Provocative NEJM essay calls for redoubling of efforts Each year, nearly 2 million people die from tuberculosis — a treatable disease that has been brought under control in the United States, but continues to ravage other parts of the world. This health inequity should prompt a complete rethinking of the way tuberculosis is fought on a global level, argue Salmaan Keshavjee, MD, PhD, and Paul Farmer, MD, PhD, from Brigham and Women's Hospital (BWH). Their argument appears in an essay...

2012-08-30 10:24:03

NIH study also shows that overall stroke risk is down from 10 years ago Aspirin combined with the antiplatelet drug clopidogrel is no better than aspirin alone for stroke prevention in people with a history of lacunar strokes, and the combination carries a greater risk of gastrointestinal bleeding, according to results of a trial funded by the National Institutes of Health. Lacunar strokes occur due to chronic high blood pressure and typically produce small lesions deep within the brain....

2012-08-28 12:06:03

For patients with stable coronary artery disease who have at least one narrowed blood vessel that compromises flow to the heart, medical therapy alone leads to a significantly higher risk of hospitalization and the urgent need for a coronary stent when compared with therapy that also includes initial placement of artery-opening stents.

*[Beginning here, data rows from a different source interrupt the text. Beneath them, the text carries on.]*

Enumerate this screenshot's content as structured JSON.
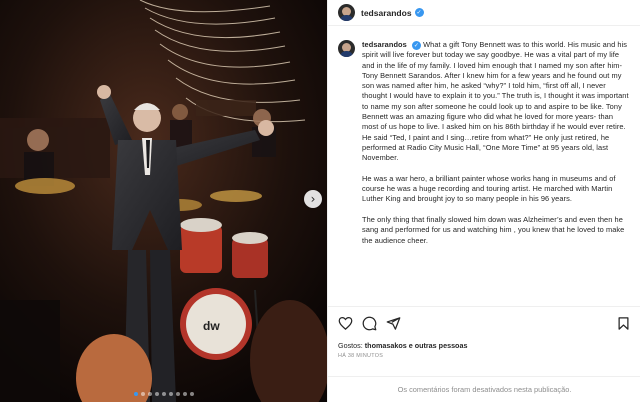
{
  "post": {
    "username": "tedsarandos",
    "verified_badge": "✓",
    "caption": [
      "What a gift Tony Bennett was to this world. His music and his spirit will live forever but today we say goodbye. He was a vital part of my life and in the life of my family. I loved him enough that I named my son after him- Tony Bennett Sarandos. After I knew him for a few years and he found out my son was named after him, he asked “why?” I told him, “first off all, I never thought I would have to explain it to you.” The truth is, I thought it was important to name my son after someone he could look up to and aspire to be like. Tony Bennett was an amazing figure who did what he loved for more years- than most of us hope to live. I asked him on his 86th birthday if he would ever retire. He said “Ted, I paint and I sing…retire from what?” He only just retired, he performed at Radio City Music Hall, “One More Time” at 95 years old, last November.",
      "He was a war hero, a brilliant painter whose works hang in museums and of course he was a huge recording and touring artist. He marched with Martin Luther King and brought joy to so many people in his 96 years.",
      "The only thing that finally slowed him down was Alzheimer’s and even then he sang and performed for us and watching him , you knew that he loved to make the audience cheer."
    ],
    "likes_prefix": "Gostos:",
    "likes_names": "thomasakos e outras pessoas",
    "timestamp": "HÁ 38 MINUTOS",
    "comments_disabled": "Os comentários foram desativados nesta publicação."
  },
  "carousel": {
    "next_icon": "›",
    "dot_count": 9,
    "active_index": 0
  },
  "icons": {
    "like": "heart-icon",
    "comment": "comment-icon",
    "share": "share-icon",
    "save": "bookmark-icon"
  },
  "colors": {
    "accent": "#3897f0",
    "text": "#262626",
    "muted": "#8e8e8e",
    "border": "#efefef"
  }
}
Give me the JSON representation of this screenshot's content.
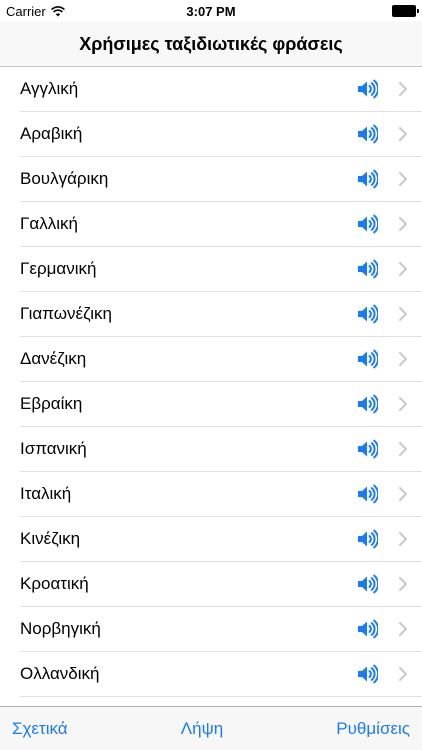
{
  "status_bar": {
    "carrier": "Carrier",
    "time": "3:07 PM"
  },
  "nav": {
    "title": "Χρήσιμες ταξιδιωτικές φράσεις"
  },
  "languages": [
    "Αγγλική",
    "Αραβική",
    "Βουλγάρικη",
    "Γαλλική",
    "Γερμανική",
    "Γιαπωνέζικη",
    "Δανέζικη",
    "Εβραίκη",
    "Ισπανική",
    "Ιταλική",
    "Κινέζικη",
    "Κροατική",
    "Νορβηγική",
    "Ολλανδική",
    ""
  ],
  "tabbar": {
    "about": "Σχετικά",
    "download": "Λήψη",
    "settings": "Ρυθμίσεις"
  },
  "colors": {
    "accent": "#1a7cf0",
    "chevron": "#c7c7cc",
    "separator": "#e0e0e4"
  },
  "icons": {
    "speaker": "speaker-icon",
    "chevron": "chevron-right-icon",
    "wifi": "wifi-icon",
    "battery": "battery-icon"
  }
}
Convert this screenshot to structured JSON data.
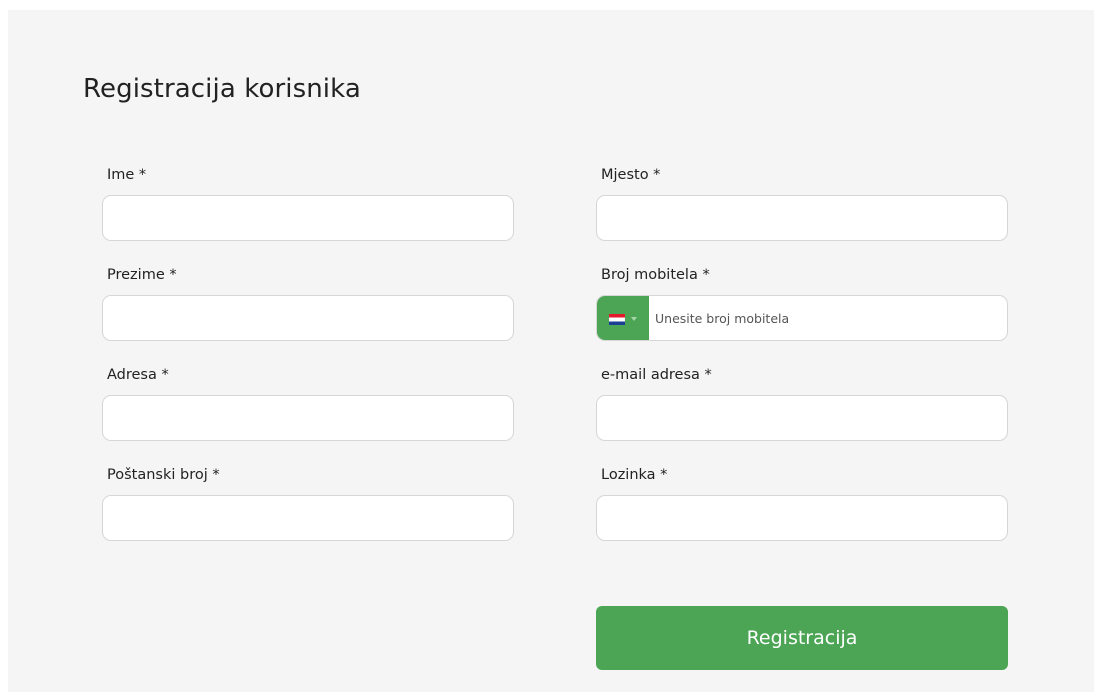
{
  "form": {
    "title": "Registracija korisnika",
    "left_fields": [
      {
        "label": "Ime *",
        "value": ""
      },
      {
        "label": "Prezime *",
        "value": ""
      },
      {
        "label": "Adresa *",
        "value": ""
      },
      {
        "label": "Poštanski broj *",
        "value": ""
      }
    ],
    "right_fields": [
      {
        "label": "Mjesto *",
        "value": ""
      },
      {
        "label": "Broj mobitela *",
        "placeholder": "Unesite broj mobitela",
        "value": "",
        "country_flag": "croatia-flag-icon"
      },
      {
        "label": "e-mail adresa *",
        "value": ""
      },
      {
        "label": "Lozinka *",
        "value": ""
      }
    ],
    "submit_label": "Registracija"
  },
  "colors": {
    "accent": "#4ba554",
    "card_background": "#f5f5f5",
    "input_border": "#d6d6d6"
  }
}
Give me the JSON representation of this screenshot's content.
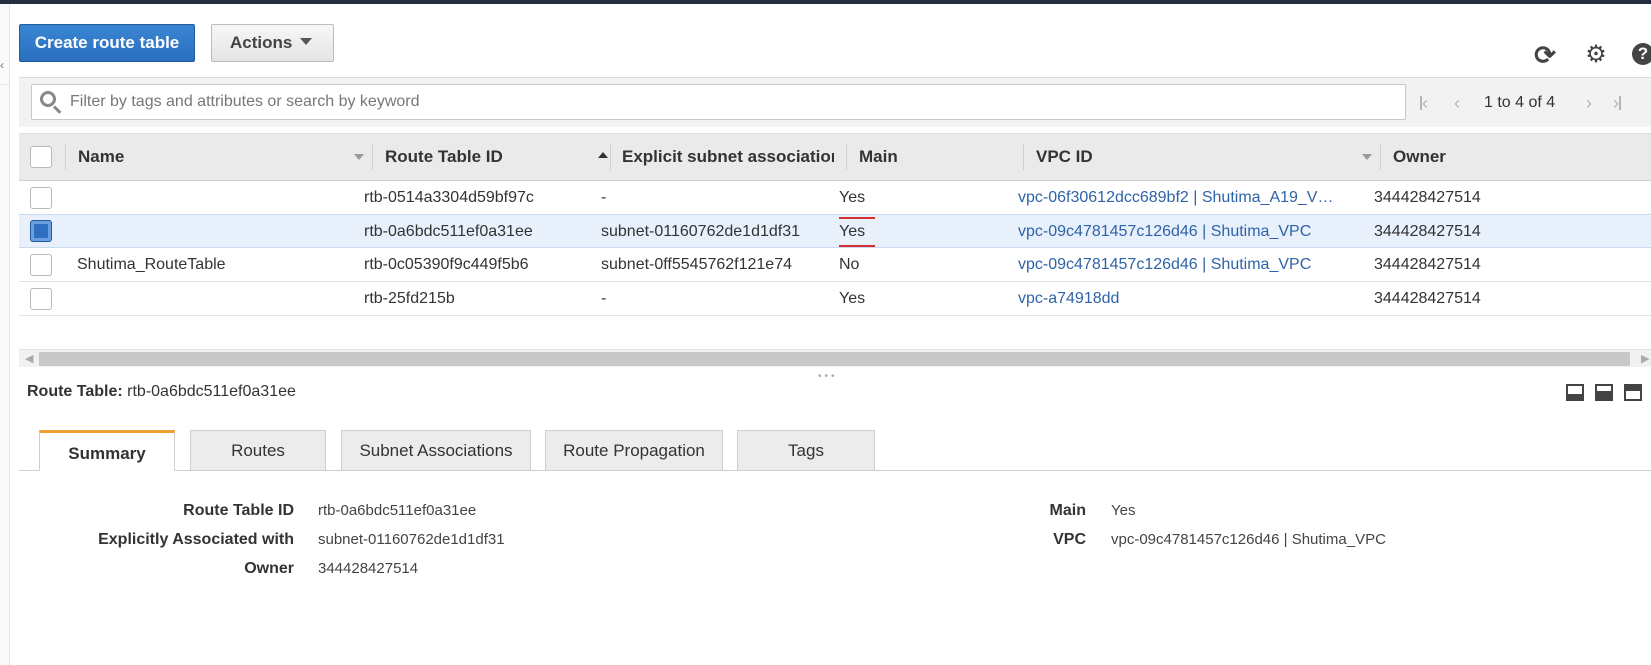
{
  "toolbar": {
    "create_label": "Create route table",
    "actions_label": "Actions",
    "refresh_icon": "refresh-icon",
    "settings_icon": "gear-icon",
    "help_icon": "help-icon",
    "help_glyph": "?"
  },
  "search": {
    "placeholder": "Filter by tags and attributes or search by keyword"
  },
  "pagination": {
    "text": "1 to 4 of 4"
  },
  "table": {
    "headers": {
      "name": "Name",
      "route_table_id": "Route Table ID",
      "explicit": "Explicit subnet associatior",
      "main": "Main",
      "vpc_id": "VPC ID",
      "owner": "Owner"
    },
    "rows": [
      {
        "name": "",
        "route_table_id": "rtb-0514a3304d59bf97c",
        "explicit": "-",
        "main": "Yes",
        "vpc_id": "vpc-06f30612dcc689bf2 | Shutima_A19_V…",
        "owner": "344428427514",
        "selected": false
      },
      {
        "name": "",
        "route_table_id": "rtb-0a6bdc511ef0a31ee",
        "explicit": "subnet-01160762de1d1df31",
        "main": "Yes",
        "vpc_id": "vpc-09c4781457c126d46 | Shutima_VPC",
        "owner": "344428427514",
        "selected": true
      },
      {
        "name": "Shutima_RouteTable",
        "route_table_id": "rtb-0c05390f9c449f5b6",
        "explicit": "subnet-0ff5545762f121e74",
        "main": "No",
        "vpc_id": "vpc-09c4781457c126d46 | Shutima_VPC",
        "owner": "344428427514",
        "selected": false
      },
      {
        "name": "",
        "route_table_id": "rtb-25fd215b",
        "explicit": "-",
        "main": "Yes",
        "vpc_id": "vpc-a74918dd",
        "owner": "344428427514",
        "selected": false
      }
    ]
  },
  "detail": {
    "title_label": "Route Table:",
    "title_value": "rtb-0a6bdc511ef0a31ee",
    "tabs": [
      "Summary",
      "Routes",
      "Subnet Associations",
      "Route Propagation",
      "Tags"
    ],
    "active_tab": "Summary",
    "summary": {
      "route_table_id_label": "Route Table ID",
      "route_table_id": "rtb-0a6bdc511ef0a31ee",
      "explicit_label": "Explicitly Associated with",
      "explicit": "subnet-01160762de1d1df31",
      "owner_label": "Owner",
      "owner": "344428427514",
      "main_label": "Main",
      "main": "Yes",
      "vpc_label": "VPC",
      "vpc": "vpc-09c4781457c126d46 | Shutima_VPC"
    }
  },
  "colors": {
    "primary_button": "#2a6fbf",
    "link": "#2f63a8",
    "highlight_box": "#d32f2f",
    "active_tab_accent": "#f0a030",
    "selected_row": "#e8f0fb"
  }
}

Those are the findings of a study to be published online Aug. 28 in the New England Journal of Medicine that was designed to evaluate the benefits of using...

2012-08-27 11:48:32

Potential long-term benefit observed for first time in ACS patients The first trial to study patients with acute coronary syndrome who do not undergo coronary stenting or bypass surgery found no significant difference between two anti-clotting drugs — prasugrel and clopidogrel — in preventing the first occurrence of death, heart attack or stroke, according to Duke University Medical Center cardiologists. The study also showed no difference in serious bleeding complications....

2012-08-23 10:56:29

Autoantibody may cause susceptibility to opportunistic infections A clinical study led by National Institutes of Health investigators has identified an antibody that compromises the immune systems of HIV-negative people, making them susceptible to infections with opportunistic microbes such as nontuberculous mycobacteria (NTM). In this study conducted at hospitals in Thailand and Taiwan, the researchers found that the majority of study participants with opportunistic infections made an...

2012-08-16 13:08:51

Oral drug shows clinical response and remission in some patients An investigational drug currently under FDA review for the treatment of rheumatoid arthritis has now shown positive results in patients with moderate-to-severe ulcerative colitis, according to researchers at the University of California San Diego, School of Medicine. The study will appear in the August 16, 2012 issue of the New England Journal of Medicine (NEJM). Results from the phase 2 clinical trial showed the drug...

2012-08-03 01:04:45

In a Perspective article appearing in this week's New England Journal of Medicine, public health researchers examine how recommendations in a new report from the Institute of Medicine (IOM)–"Accelerating Progress in Obesity Prevention: Solving the Weight of the Nation"–square with American's opinions about the obesity epidemic. Over the last 30 years, rates of obesity have doubled among adults and tripled among children. The new IOM report summarizes growing evidence that these...

2012-08-02 22:21:21

New treatment option extends median survival time by more than 6 months Postmenopausal women with the most common type of metastatic breast cancer now have a new treatment option that lengthens their lives, according a study led by UC Irvine oncologist Dr. Rita Mehta and conducted by the Southwest Oncology Group. The findings appear in the Aug. 2 issue of the New England Journal of Medicine. A combination of the two anti-estrogen drugs anastrozole and fulvestrant extended the median...


Word of the Day
malpais
  • The ragged surface of a lava-flow.
'Malpais' translates from Spanish as 'bad land.'